BP's 'Gross Negligence' Led To Gulf Oil Spill
A federal judge has ruled that BP's reckless conduct led to the worst offshore oil spill in US history - a decision that exposes the oil giant to billions more in civil penalties.
BP was assigned the majority of blame for the 2010 Gulf of Mexico spill by US District Judge Carl Barbier on Thursday.
His ruling means BP now faces fines that are expected to total between $10.3bn (£6.3bn) and $17.6bn (£10.7bn).
Judge Barbier ruled that BP bears 67% of responsibility for the spill, while drilling rig owner Transocean Ltd was assigned 30% of blame.
Halliburton, which served as BP's cement contractor on the Deepwater Horizon rig, was assigned 3% of the blame. The energy services giant announced on Tuesday that it had agreed to pay $1.1bn (£665m) to settle plaintiff claims.
Eleven workers were killed when the rig exploded in April 2010, and millions of gallons of oil spewed into the Gulf while BP scrambled for weeks to seal the well.
Judge Barbier said BP made "profit-driven decisions" during drilling that led to the deadly blowout.
"The Court concludes that the discharge of oil 'was the result of gross negligence or wilful misconduct' by BP," Judge Barbier said in his written ruling.
"BP's conduct was reckless."
"These instances of negligence, taken together, evince an extreme deviation from the standard of care and a conscious disregard of known risks," he wrote in a 153-page ruling.
BP said in a news release that it would appeal the ruling, saying the company "believes that an impartial view of the record does not support the erroneous conclusion reached by the District Court".
The company's shares slumped about 6% after the ruling, reducing BP's market value by $7bn (£4.3bn).
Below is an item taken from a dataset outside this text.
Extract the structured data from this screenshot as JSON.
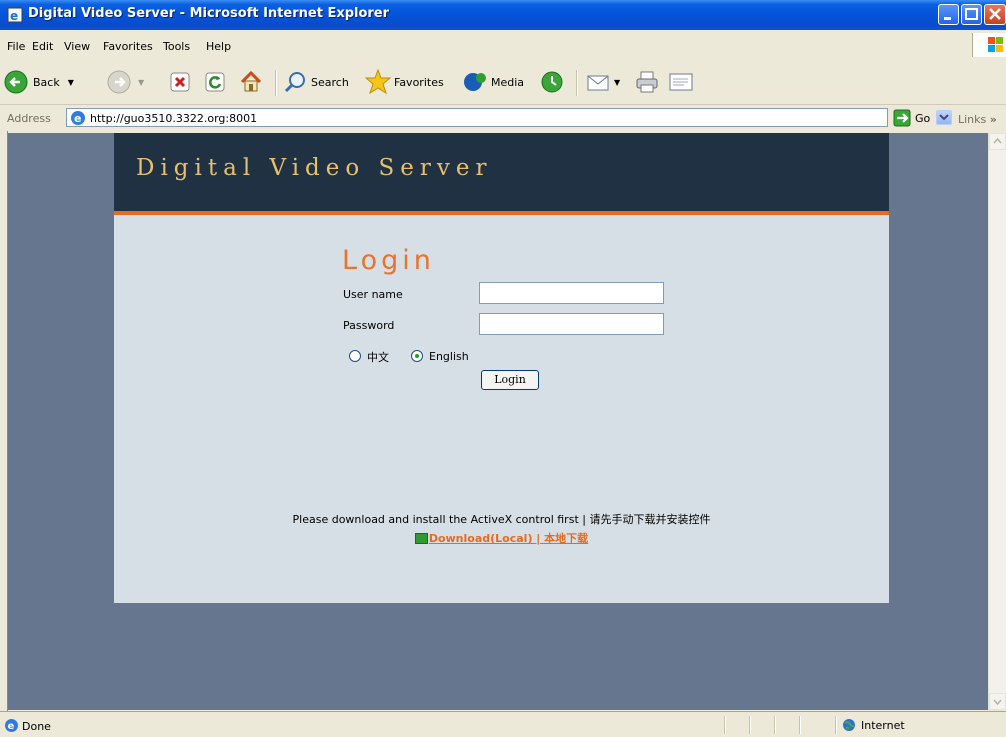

BP has spent more than $24bn (£14.7bn) in spill-related expenses in the wake of the disaster. The company estimated that it will pay a total of $42bn (£25.7bn) to the matter is fully resolved.